Many private insurance companies are mandating that physicians be subspecialty Board certified in Undersea and Hyperbaric Medicine (UHM) to be paid for hyperbaric chamber supervision, while some Medicare Administrative Carriers (MACs) are also creating credentialing requirements including certificates of added qualification (CAQ). That’s a fixable problem because CAQs are obtainable from the UHMS and the American College of Hyperbaric Medicine so if you don’t have one, head’s up. What may not be fixable is the way private payers have classified many HBOT indications as “experimental” based on private technology assessments to which it is nearly impossible to respond. You may think you can survive without Blue Cross or Aetna patients, but a recent report from the Kaiser Foundation showed the predicted growth rate of “Medicare Advantage” plans in the USA. Right now on average about 30% of Medicare patients are enrolled in one of these replacement plans but in some areas of the country it’s more than 60%.

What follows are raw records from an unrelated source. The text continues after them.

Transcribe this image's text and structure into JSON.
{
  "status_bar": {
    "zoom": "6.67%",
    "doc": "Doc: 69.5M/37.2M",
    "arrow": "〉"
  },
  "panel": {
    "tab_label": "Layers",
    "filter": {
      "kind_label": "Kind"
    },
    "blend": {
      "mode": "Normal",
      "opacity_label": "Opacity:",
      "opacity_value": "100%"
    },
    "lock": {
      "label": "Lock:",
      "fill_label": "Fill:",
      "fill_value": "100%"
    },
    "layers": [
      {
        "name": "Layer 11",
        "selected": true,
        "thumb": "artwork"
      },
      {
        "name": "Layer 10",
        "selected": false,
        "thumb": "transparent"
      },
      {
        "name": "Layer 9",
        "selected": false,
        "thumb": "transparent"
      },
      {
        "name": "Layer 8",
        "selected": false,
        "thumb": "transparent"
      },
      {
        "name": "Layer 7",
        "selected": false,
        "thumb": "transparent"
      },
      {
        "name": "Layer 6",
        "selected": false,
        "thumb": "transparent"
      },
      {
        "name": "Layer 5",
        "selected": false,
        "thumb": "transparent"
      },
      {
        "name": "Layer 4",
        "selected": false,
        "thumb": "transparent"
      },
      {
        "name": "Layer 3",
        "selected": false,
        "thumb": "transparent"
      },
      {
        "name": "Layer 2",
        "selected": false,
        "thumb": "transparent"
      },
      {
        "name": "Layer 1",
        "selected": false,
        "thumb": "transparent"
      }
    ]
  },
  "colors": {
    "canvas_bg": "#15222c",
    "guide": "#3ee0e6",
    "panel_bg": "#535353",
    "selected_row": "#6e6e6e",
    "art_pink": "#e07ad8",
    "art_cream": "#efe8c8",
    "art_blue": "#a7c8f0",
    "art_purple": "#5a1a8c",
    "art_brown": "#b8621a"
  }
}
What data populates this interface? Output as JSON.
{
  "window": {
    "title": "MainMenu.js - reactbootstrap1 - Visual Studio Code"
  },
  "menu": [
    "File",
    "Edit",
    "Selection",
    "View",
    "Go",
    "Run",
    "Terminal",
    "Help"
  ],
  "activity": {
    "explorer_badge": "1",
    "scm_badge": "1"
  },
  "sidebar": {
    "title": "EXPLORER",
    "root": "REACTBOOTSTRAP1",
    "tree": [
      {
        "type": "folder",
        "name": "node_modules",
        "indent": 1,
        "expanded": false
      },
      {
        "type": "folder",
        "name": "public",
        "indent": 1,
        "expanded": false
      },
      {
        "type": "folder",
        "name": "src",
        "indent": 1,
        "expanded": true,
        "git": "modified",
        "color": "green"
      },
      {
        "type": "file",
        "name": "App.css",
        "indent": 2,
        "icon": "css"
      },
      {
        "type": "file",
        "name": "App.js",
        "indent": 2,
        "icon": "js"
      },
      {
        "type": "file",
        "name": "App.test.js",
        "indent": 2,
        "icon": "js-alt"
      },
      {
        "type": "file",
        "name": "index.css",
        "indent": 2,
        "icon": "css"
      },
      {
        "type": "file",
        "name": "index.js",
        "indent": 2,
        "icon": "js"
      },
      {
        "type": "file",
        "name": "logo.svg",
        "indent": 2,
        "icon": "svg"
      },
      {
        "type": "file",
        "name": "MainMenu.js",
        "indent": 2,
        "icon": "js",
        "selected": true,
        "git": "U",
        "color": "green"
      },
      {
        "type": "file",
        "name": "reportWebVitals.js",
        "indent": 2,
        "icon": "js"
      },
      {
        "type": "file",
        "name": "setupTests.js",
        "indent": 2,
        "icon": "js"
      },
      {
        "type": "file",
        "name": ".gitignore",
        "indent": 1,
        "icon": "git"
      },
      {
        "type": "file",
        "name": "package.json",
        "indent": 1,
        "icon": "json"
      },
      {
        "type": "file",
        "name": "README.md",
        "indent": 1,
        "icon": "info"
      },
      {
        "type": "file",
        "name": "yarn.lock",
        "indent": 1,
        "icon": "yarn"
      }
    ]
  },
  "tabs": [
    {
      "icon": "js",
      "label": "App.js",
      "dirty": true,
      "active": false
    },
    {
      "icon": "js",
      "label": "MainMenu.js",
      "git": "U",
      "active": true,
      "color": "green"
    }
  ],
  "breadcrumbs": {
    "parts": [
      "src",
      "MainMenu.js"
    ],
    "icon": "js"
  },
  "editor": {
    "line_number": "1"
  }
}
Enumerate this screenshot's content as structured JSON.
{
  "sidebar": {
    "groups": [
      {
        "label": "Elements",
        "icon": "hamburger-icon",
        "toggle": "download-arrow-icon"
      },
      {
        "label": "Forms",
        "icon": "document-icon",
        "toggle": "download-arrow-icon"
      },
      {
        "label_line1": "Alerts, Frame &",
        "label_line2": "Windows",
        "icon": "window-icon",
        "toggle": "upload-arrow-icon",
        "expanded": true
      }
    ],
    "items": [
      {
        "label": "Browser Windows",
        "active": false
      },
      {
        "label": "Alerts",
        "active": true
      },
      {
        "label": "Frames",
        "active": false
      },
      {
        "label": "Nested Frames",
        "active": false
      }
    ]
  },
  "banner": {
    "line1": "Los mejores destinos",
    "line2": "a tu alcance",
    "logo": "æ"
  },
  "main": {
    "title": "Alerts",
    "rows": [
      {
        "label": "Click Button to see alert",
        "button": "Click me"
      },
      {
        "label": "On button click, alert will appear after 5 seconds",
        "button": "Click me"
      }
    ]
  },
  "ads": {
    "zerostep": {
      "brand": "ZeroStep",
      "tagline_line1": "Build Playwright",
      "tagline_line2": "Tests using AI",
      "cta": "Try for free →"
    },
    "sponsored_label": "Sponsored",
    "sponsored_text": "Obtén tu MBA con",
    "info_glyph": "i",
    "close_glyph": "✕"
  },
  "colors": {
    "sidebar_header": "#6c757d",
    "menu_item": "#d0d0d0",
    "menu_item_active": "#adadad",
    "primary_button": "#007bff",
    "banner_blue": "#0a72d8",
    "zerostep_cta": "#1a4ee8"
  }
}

During the 2 years I was president of the UHMS, I made 7 trips to Baltimore to talk to the CMS Coverage Policy group about changes in Medicare’s coverage policy but at least in the end, we were able to obtain coverage for the diabetic foot ulcer. At the time I thought the process was traumatic (particularly since during that brief time there was 4 new Directors of Coverage policy and we had to start the explanation over anew with each one) but now I realize how fortunate we were to have individuals who were accountable (however indirectly) to tax payers as well as a process that at least was somewhat transparent. It doesn’t work that way with private insurance companies. They can do whatever they want. There are a lot of other things going on with the revaluing of the “work component” of the procedure code for hyperbaric chamber supervision. Helen Gelly and I created a 13 page “threat report” to the UHMS. We will talk about all these issues at our SAWC session.
However, there is an issue that could change everything about HBOT and that is the issue of “site neutral payment”. If you want to understand what that might mean to the field of hyperbaric medicine, come to our session at the SAWC.